Discrimination and sexism are pervasive in Turkey, and the political arena is no exception. It is legitimate to question whether female parliamentarians care and work for women’s empowerment. It is generally assumed that the higher the number of females in legislative positions, the better the policies on women’s health, education, economics and work. It is difficult, however, to combat systemized sexism in a representative democracy when 50% of the population does not have a voice. Women’s associations, including Kapusuz's, have been demanding, thus far to no avail, mandatory quotas for female representation in parliament.
When women only occupy 10-15% of legislative seats, they usually have to act in sync with their male colleagues to survive politically. This is particularly true among the right-wing parties. For example, over the last four years, only one female AKP member, out of 45, submitted a parliamentary query.
Although women remain a small minority in politics, they are nonetheless making waves in parliament with bold and assertive demands along with some charming fashion statements. For example, on Nov. 17, Leyla Zana of the HDP recited her parliamentary oath in Kurdish. She also replaced the wording “Turkish nation” with “nation of Turkey.” Her oath was deemed invalid. Zana had sparked an even bigger crisis in 1991, when she became the first Kurdish female in parliament and tried then to recite her oath in Kurdish. Even those who disapprove of Zana’s latest revisions to the oath have expressed admiration for her persistence.
In 1999, Merve Kavakci became a symbol of courage and dignity in the parliament by refusing to take off her headscarf despite the ban on wearing one at the time. Kavakci and her family became the victims of brutal social bullying and ostracism. Again, even those who disapproved of Kavakci's action applauded her determination and courage. Today, her younger sister, Ravza Kavakci, is an AKP parliamentarian and wears a headscarf.
This past summer, Al-Monitor interviewed a female college student, Elif, about the role of women on the left. She made a poignant observation, stating, “When men are determined, they become leaders in politics. Yet, we are called shrill [when seeking the same]. With conservative leaders telling women not to laugh in public, not to go out to work, not even to utter words like 'vagina' or 'womb,' only shrill women have a voice. That is why we see our future in politics only as victims.” In a sad turn of events, Elif died five weeks after this interview, in the Oct. 10 peace rally bombings in Ankara.
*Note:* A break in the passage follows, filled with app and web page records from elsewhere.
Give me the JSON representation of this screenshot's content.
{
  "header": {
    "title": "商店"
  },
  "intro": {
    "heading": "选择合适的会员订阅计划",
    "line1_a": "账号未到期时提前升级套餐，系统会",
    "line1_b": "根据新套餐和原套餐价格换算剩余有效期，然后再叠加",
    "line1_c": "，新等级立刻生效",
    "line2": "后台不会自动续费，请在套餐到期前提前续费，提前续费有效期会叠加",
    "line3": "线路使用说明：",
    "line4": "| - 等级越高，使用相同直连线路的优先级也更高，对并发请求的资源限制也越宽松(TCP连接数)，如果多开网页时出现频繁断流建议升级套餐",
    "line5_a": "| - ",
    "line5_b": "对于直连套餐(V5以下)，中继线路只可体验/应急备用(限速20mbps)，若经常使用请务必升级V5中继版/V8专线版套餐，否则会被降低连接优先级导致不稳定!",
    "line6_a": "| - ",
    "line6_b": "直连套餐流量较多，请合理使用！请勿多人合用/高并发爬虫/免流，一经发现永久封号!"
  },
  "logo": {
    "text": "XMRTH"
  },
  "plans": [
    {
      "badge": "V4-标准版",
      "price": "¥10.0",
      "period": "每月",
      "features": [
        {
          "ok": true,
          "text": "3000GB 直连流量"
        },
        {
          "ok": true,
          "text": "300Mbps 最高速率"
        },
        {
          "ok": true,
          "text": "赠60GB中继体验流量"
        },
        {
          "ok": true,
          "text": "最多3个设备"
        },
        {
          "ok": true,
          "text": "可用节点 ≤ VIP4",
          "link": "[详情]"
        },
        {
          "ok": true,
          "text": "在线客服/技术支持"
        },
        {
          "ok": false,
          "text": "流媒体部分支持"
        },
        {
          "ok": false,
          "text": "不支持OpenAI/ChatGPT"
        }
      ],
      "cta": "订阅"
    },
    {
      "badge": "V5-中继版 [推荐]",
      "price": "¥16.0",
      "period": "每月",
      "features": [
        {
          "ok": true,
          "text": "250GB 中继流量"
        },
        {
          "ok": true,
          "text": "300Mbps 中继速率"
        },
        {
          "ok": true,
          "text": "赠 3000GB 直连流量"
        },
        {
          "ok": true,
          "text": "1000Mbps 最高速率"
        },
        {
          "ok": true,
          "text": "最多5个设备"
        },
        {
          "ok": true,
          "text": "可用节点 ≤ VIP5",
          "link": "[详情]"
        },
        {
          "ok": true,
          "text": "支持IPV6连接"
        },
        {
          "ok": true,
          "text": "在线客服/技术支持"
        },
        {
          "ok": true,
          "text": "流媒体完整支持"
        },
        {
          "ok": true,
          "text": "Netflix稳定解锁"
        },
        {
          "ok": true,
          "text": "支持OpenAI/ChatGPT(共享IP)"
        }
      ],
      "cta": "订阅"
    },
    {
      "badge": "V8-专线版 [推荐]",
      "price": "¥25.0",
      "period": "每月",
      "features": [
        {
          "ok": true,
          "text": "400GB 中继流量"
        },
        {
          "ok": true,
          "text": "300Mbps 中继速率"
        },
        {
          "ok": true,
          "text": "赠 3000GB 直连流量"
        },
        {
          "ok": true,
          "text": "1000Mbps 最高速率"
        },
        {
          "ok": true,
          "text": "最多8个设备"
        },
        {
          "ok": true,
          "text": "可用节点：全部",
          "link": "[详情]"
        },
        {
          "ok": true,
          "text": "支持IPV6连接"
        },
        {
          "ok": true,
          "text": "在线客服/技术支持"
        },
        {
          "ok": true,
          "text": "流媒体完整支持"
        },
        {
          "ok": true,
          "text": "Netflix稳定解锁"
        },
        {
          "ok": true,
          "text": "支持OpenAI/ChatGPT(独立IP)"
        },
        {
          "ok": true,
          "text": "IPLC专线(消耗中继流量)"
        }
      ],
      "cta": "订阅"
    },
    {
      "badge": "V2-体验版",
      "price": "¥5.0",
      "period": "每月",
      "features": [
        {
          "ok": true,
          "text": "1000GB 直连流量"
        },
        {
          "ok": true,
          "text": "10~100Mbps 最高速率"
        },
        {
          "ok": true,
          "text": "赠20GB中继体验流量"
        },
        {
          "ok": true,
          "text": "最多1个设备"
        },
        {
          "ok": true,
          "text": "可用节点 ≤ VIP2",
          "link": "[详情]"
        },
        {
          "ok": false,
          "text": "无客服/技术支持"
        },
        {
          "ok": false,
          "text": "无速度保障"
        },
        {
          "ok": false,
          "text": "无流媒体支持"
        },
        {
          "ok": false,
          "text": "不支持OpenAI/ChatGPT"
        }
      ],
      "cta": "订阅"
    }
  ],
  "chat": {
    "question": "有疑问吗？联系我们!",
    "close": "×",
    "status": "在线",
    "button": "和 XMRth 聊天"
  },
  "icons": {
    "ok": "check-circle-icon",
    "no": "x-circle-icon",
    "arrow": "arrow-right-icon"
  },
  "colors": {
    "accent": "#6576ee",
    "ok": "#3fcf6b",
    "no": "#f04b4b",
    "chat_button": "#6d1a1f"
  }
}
Until Turkey adopts a political system that ensures a certain number of popularly elected seats for females, women will continue to be marginalized in society and government.